Wind socks must withstand wind speeds of up to 75 knots. They must be fully extended in 15 knot winds and must rotate to indicate wind direction in winds of 3 knots or greater.
But the big question is, how much wind can you handle? There are at least two factors to consider before answering that ques on and neither one is straight forward.
· How much wind can the airplane handle?
The pilot handbook for airplanes manufactured from 1975 to the present will contain a Maximum Cross Wind Component or Velocity in the Normal Operations section. This is not a limitation but rather the maximum cross wind experienced in the course of flight testing for certification. Could the airplane be controllable in more wind? Possibly. But you won’t know without conducting some tests of your own.
What we do know is that the airplane will be controllable with less cross wind. FAA Type Certification Rules require that airplanes must handle safely on the ground in a 90-degree cross wind of 0.2 Vso (e.g., an airplane which stalls at 49 knots will be controllable on the ground with just under 10 knots of wind). Will it handle more? Possibly. But for sure it will be controllable with less.

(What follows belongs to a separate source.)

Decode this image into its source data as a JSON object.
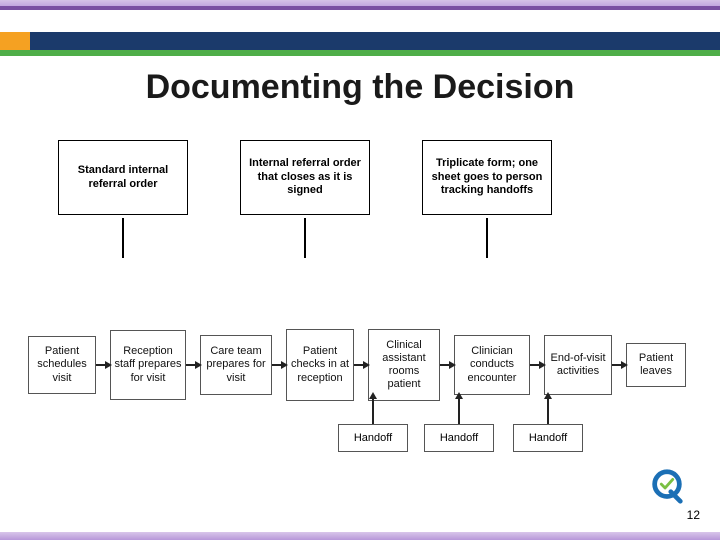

· How much wind can the pilot handle?
Pilot performance varies considerably from day to day and even hour to hour. Some of the factors include:
· Total pilot experience
· Experience in aircraft type
· Mission imperative
· Stress, hunger and fatigue.
Establish a Baseline
We need to establish a pilot performance baseline - your personal, documented, demonstration of performance - in order to establish personal minimums. We suggest you document your wind performance at least once a year with a CFI.
Try to pick a day when you can experience actual cross-wind conditions in the airplane you usually fly, loaded to your typical mission weight.
Select an airfield that’s typical for the missions you fly.
Prepare a log of the flight to record aircraft used, gross actual weight, departure & destination location, elevation, density altitude, wind direction & speed, cross-wind computation, take-off flap setting, rotation speed, rotation speed x 70%, distance to rotation, distance to 50 feet, available landing distance.
Once you’ve completed the log you’ll have a performance baseline to work with. You can then adjust your performance expectations on the day to compensate for any of the human factors mentioned earlier, and you can thereafter adjust your baseline as you gain experience and skill; and with a CFI on board you can get an objective assessment of your capabilities. A flight instructor may offer suggestions and instruction for improving your baseline performance.
Devote some time and money to practice your piloting skills in actual windy conditions. Concentrate on flying as precisely as you can, compensating for wind and predicting your performance.Work toward flying a base to final turn that aligns you perfectly with the runway and maintain that alignment all the way through the approach, landing and roll out.
Be aware that many airports are subject to local wind challenges including wind shear and turbulence. Mountain airports in particular require careful planning and prior knowledge to ensure safe operations. Consult a local CFI or experienced pilot before flying to unfamiliar mountain or back country fields.
You should consider adjusting your personal minimums to compensate for fields with wind shear potential. Local knowledge is key to avoiding nasty surprises. If you’re flying to desert des nations, planning for arrivals before noon will definitely make for a smoother flight with less turbulence and fewer thunderstorms to deal with.